In my eyes, Genesis or GP will give you the fastest site possible and not Astra. The reason why is because Astra is an “unfinished” theme to me. To really maximize it, you’ll have to install all kinds of plugins which will end up being heavier than GP or Genesis.
RECOMMENDED for: beginners who want a professional look with minimal effort (via themes), or pro developers who don’t like coding from scratch each time and appreciate mature/polished code.
- I personally like Genesis the best as I like to do everything ultra-professional. But for those in low budget or DIY situations, GeneratePress is a better fit IMO.
3. WP ASTRA
Mostly solid theme, coded nicely and lightweight. All options beautifully integrated into the standard WordPress theme customizer.
The free version is nice, well-designed and looks great even with system fonts. Pay a little more for the Agency package and you get all kinds of goodies. I love that they have a growing community with lots of developer input. Astra is great if you want just a quick-and-dirty personal site (blog, or not-so=commercial business look).
I could see Astra growing into a really nice premium theme but that’s going to be a few years away and I prefer them sticking to the ultra-lightweight niche as they’ve mastered that perfectly. The moment you start adding a few KB of features here and there, you’ll grow into bloat before you know it.
RECOMMENDED for: beginners or seasoned WP users who want a free lightweight theme with minimal options/clutter and not looking to spend lots of time. I hear they are bombarded lately with all kinds of support requests and very slow to respond.
- My programmer didn’t like how Astra was coded. He found it annoying to work with. Maybe something to think about if you want to do custom-coding with it.
- Others find it unreliable and buggy, especially alongside WooCommerce.
- For the most part, Astra is best used with pagebuilders.
Runner Ups (and their issues)
Nice-looking theme and also very lightweight but I hate their lack of pricing transparency. The theme starts out free but requires a paid extension for every little “feature” you want to add. I was fooled by their sexy demos at first but then when I tried to recreate the same look, I was shocked by how many add-ons they try to sell you.
Their business model is annoyingly similar to WooCommerce where they give the base for free but charge for everything you need to make it truly functional. I also hate how the admin options make you feel like the entire theme is neutered. I switched over to WP Astra and never looked back. It’s no surprised WP Astra has nearly double the members in their Facebook Group compared to WP Ocean.
RECOMMENDED FOR: if you really like the exact look of OceanWP demo themes and don’t mind paying for their extensions.
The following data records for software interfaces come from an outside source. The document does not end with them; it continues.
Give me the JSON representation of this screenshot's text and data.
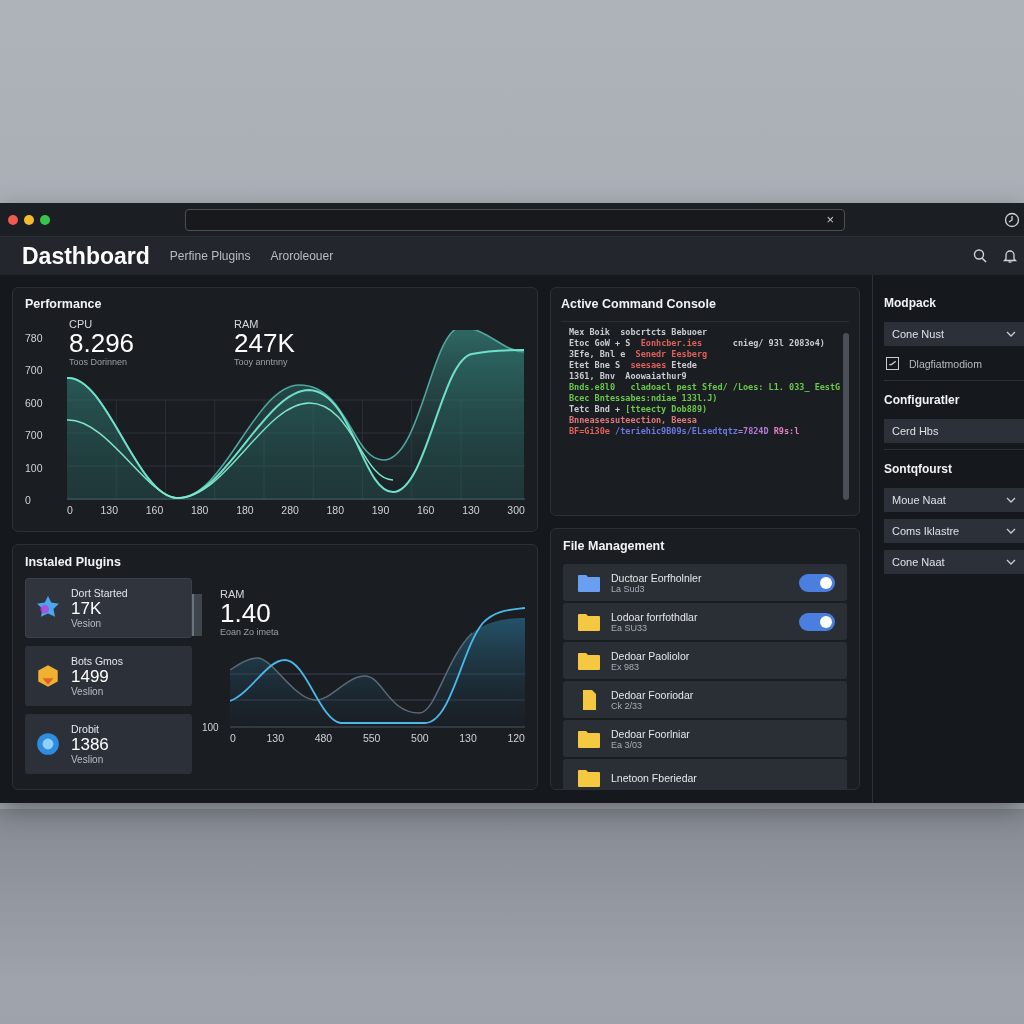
{
  "window": {
    "clear_icon": "×"
  },
  "header": {
    "title": "Dasthboard",
    "nav": [
      {
        "label": "Perfine Plugins",
        "selected": false
      },
      {
        "label": "Aroroleouer",
        "selected": false
      }
    ]
  },
  "performance": {
    "title": "Performance",
    "stats": [
      {
        "label": "CPU",
        "value": "8.296",
        "caption": "Toos Dorinnen"
      },
      {
        "label": "RAM",
        "value": "247K",
        "caption": "Tooy anntnny"
      }
    ],
    "y_labels": [
      "780",
      "700",
      "600",
      "700",
      "100",
      "0"
    ],
    "x_labels": [
      "0",
      "130",
      "160",
      "180",
      "180",
      "280",
      "180",
      "190",
      "160",
      "130",
      "300"
    ]
  },
  "plugins": {
    "title": "Instaled Plugins",
    "items": [
      {
        "name": "Dort Started",
        "value": "17K",
        "caption": "Vesion",
        "kind": "star",
        "selected": true
      },
      {
        "name": "Bots Gmos",
        "value": "1499",
        "caption": "Veslion",
        "kind": "hexagon",
        "selected": false
      },
      {
        "name": "Drobit",
        "value": "1386",
        "caption": "Veslion",
        "kind": "badge",
        "selected": false
      }
    ],
    "stat": {
      "label": "RAM",
      "value": "1.40",
      "caption": "Eoan Zo imeta"
    },
    "y_labels": [
      "100"
    ],
    "x_labels": [
      "0",
      "130",
      "480",
      "550",
      "500",
      "130",
      "120"
    ]
  },
  "console": {
    "title": "Active Command Console",
    "lines": [
      [
        {
          "text": "Mex Boik  sobcrtcts Bebuoer",
          "color": "#c9ccd2"
        }
      ],
      [
        {
          "text": "Etoc GoW + S  ",
          "color": "#c9ccd2"
        },
        {
          "text": "Eonhcber.ies",
          "color": "#e0605a"
        },
        {
          "text": "      cnieg/ 93l 2083o4)",
          "color": "#c9ccd2"
        }
      ],
      [
        {
          "text": "3Efe, Bnl e  ",
          "color": "#c9ccd2"
        },
        {
          "text": "Senedr Eesberg",
          "color": "#e0605a"
        }
      ],
      [
        {
          "text": "Etet Bne S  ",
          "color": "#c9ccd2"
        },
        {
          "text": "seesaes",
          "color": "#e0605a"
        },
        {
          "text": " Etede",
          "color": "#c9ccd2"
        }
      ],
      [
        {
          "text": "1361, Bnv  Aoowaiathur9",
          "color": "#c9ccd2"
        }
      ],
      [
        {
          "text": "Bnds.e8l0   cladoacl pest Sfed/ /Loes: L1. 033_ EestG",
          "color": "#6cc84a"
        }
      ],
      [
        {
          "text": "Bcec Bntessabes:ndiae 133l.J)",
          "color": "#6cc84a"
        }
      ],
      [
        {
          "text": "Tetc Bnd + ",
          "color": "#c9ccd2"
        },
        {
          "text": "[tteecty Dob889)",
          "color": "#6cc84a"
        }
      ],
      [
        {
          "text": "Bnneasessuteection, Beesa",
          "color": "#e07a7a"
        }
      ],
      [
        {
          "text": "BF=Gi30e ",
          "color": "#e0605a"
        },
        {
          "text": "/teriehic9B09s/ELsedtqtz",
          "color": "#6a78e0"
        },
        {
          "text": "=7824D ",
          "color": "#b07ad8"
        },
        {
          "text": "R9s:l",
          "color": "#e080c0"
        }
      ]
    ]
  },
  "files": {
    "title": "File Management",
    "rows": [
      {
        "name": "Ductoar Eorfholnler",
        "detail": "La Sud3",
        "kind": "folder",
        "color": "#6a9ef0",
        "on": true
      },
      {
        "name": "Lodoar forrfothdlar",
        "detail": "Ea SU33",
        "kind": "folder",
        "color": "#f5c842",
        "on": true
      },
      {
        "name": "Dedoar Paoliolor",
        "detail": "Ex 983",
        "kind": "folder",
        "color": "#f5c842"
      },
      {
        "name": "Dedoar Fooriodar",
        "detail": "Ck 2/33",
        "kind": "file",
        "color": "#f5c842"
      },
      {
        "name": "Dedoar Foorlniar",
        "detail": "Ea 3/03",
        "kind": "folder",
        "color": "#f5c842"
      },
      {
        "name": "Lnetoon Fberiedar",
        "kind": "folder",
        "color": "#f5c842"
      }
    ]
  },
  "sidebar": {
    "sections": [
      {
        "title": "Modpack",
        "controls": [
          {
            "kind": "select",
            "value": "Cone Nust"
          },
          {
            "kind": "checkbox",
            "label": "Dlagfiatmodiom",
            "checked": true
          }
        ]
      },
      {
        "title": "Configuratler",
        "controls": [
          {
            "kind": "field",
            "value": "Cerd Hbs"
          }
        ]
      },
      {
        "title": "Sontqfourst",
        "controls": [
          {
            "kind": "select",
            "value": "Moue Naat"
          },
          {
            "kind": "select",
            "value": "Coms Iklastre"
          },
          {
            "kind": "select",
            "value": "Cone Naat"
          }
        ]
      }
    ]
  }
}
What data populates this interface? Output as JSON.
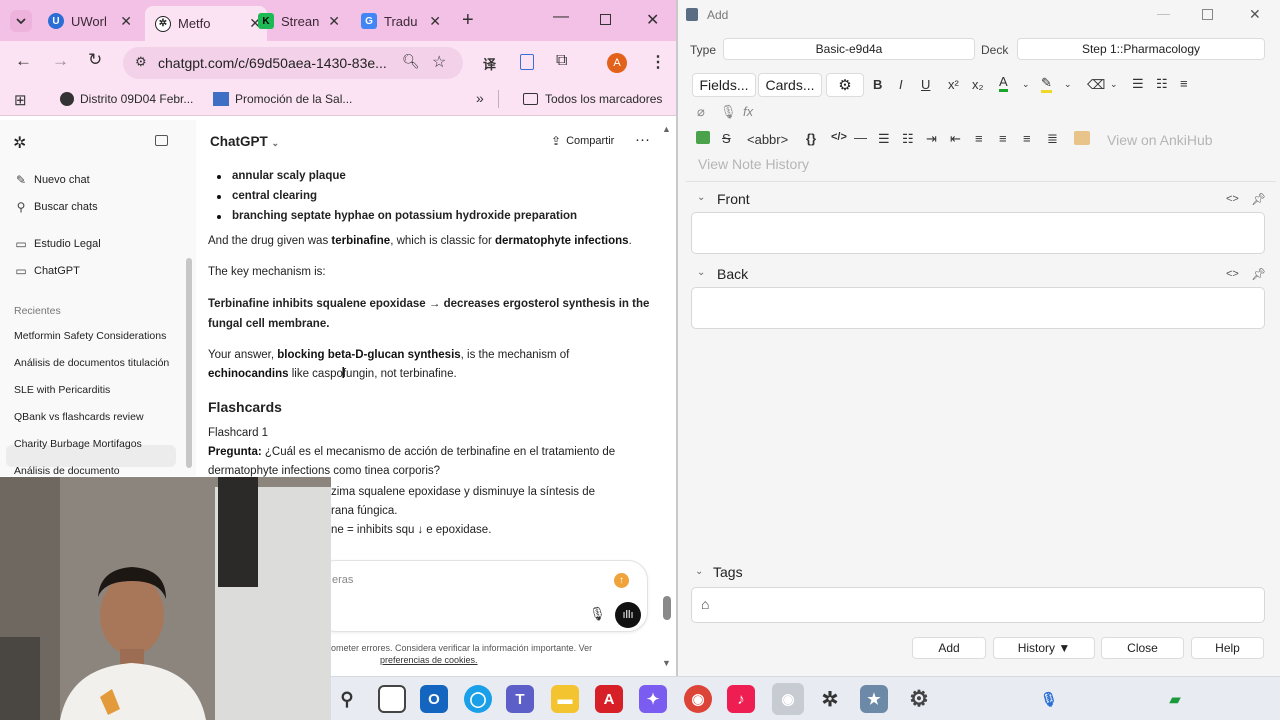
{
  "chrome": {
    "tabs": [
      {
        "title": "UWorl",
        "icon": "uworld-icon",
        "color": "#2b6fd6"
      },
      {
        "title": "Metfo",
        "icon": "chatgpt-icon",
        "color": "#111111"
      },
      {
        "title": "Strean",
        "icon": "stream-icon",
        "color": "#1db954"
      },
      {
        "title": "Tradu",
        "icon": "translate-icon",
        "color": "#4285f4"
      }
    ],
    "url": "chatgpt.com/c/69d50aea-1430-83e...",
    "profile_letter": "A",
    "bookmarks": [
      "Distrito 09D04 Febr...",
      "Promoción de la Sal...",
      "Todos los marcadores"
    ]
  },
  "chatgpt": {
    "brand": "ChatGPT",
    "share_label": "Compartir",
    "sidebar": {
      "new_chat": "Nuevo chat",
      "search": "Buscar chats",
      "projects": [
        "Estudio Legal",
        "ChatGPT"
      ],
      "recent_header": "Recientes",
      "recents": [
        "Metformin Safety Considerations",
        "Análisis de documentos titulación",
        "SLE with Pericarditis",
        "QBank vs flashcards review",
        "Charity Burbage Mortifagos",
        "Análisis de documento"
      ]
    },
    "message": {
      "bullets": [
        "annular scaly plaque",
        "central clearing",
        "branching septate hyphae on potassium hydroxide preparation"
      ],
      "drug_line": {
        "a": "And the drug given was ",
        "b": "terbinafine",
        "c": ", which is classic for ",
        "d": "dermatophyte infections",
        "e": "."
      },
      "key_mechanism": "The key mechanism is:",
      "mech1": "Terbinafine inhibits squalene epoxidase → decreases ergosterol synthesis in the",
      "mech2": "fungal cell membrane.",
      "answer1": {
        "a": "Your answer, ",
        "b": "blocking beta-D-glucan synthesis",
        "c": ", is the mechanism of"
      },
      "answer2": {
        "a": "echinocandins",
        "b": " like caspofungin, not terbinafine."
      },
      "flashcards_heading": "Flashcards",
      "flashcard1": "Flashcard 1",
      "pregunta_label": "Pregunta:",
      "pregunta_text": " ¿Cuál es el mecanismo de acción de terbinafine en el tratamiento de",
      "pregunta_cont": "dermatophyte infections como tinea corporis?",
      "resp1": "zima squalene epoxidase y disminuye la síntesis de",
      "resp2": "rana fúngica.",
      "resp3": "ne = inhibits squ",
      "resp3b": "e epoxidase."
    },
    "composer_placeholder": "eras",
    "disclaimer": "ometer errores. Considera verificar la información importante. Ver",
    "cookie_link": "preferencias de cookies."
  },
  "anki": {
    "window_title": "Add",
    "type_label": "Type",
    "type_value": "Basic-e9d4a",
    "deck_label": "Deck",
    "deck_value": "Step 1::Pharmacology",
    "fields_button": "Fields...",
    "cards_button": "Cards...",
    "abbr_label": "<abbr>",
    "braces_label": "{}",
    "code_label": "</>",
    "ankihub_label": "View on AnkiHub",
    "history_link": "View Note History",
    "front_label": "Front",
    "back_label": "Back",
    "tags_label": "Tags",
    "add_button": "Add",
    "history_button": "History ▼",
    "close_button": "Close",
    "help_button": "Help"
  }
}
2. Thesis Framework
Thesis used to be coolest thing 10 years ago when they were ahead of the times. Now they’re kind of outdated, clunky, hard to work with, and still living off the fumes of their prior success. Most serious developers that used to love Thesis have switched over to Genesis years ago.
Their theme skins are indeed very lightweight but their look may or may not be desirable to you. Maybe good for simple blogs or that “internet marketer” look but pretty much terrible for anything else. The worst part of all is that it’s hard to work with. Customizing Thesis is un-intuitive and unlike working with any other theme. I’m sure I might learn to love it if I dedicated myself to working with only Thesis for the rest of my life…but until then, I’m gonna stick with WordPress themes that act more or less like other WordPress themes.
RECOMMENDED FOR: WordPress-savvy internet marketers who know how or are willing to learn how to work with Thesis themes. I can’t imagine ever recommending Thesis for a newbie user or client.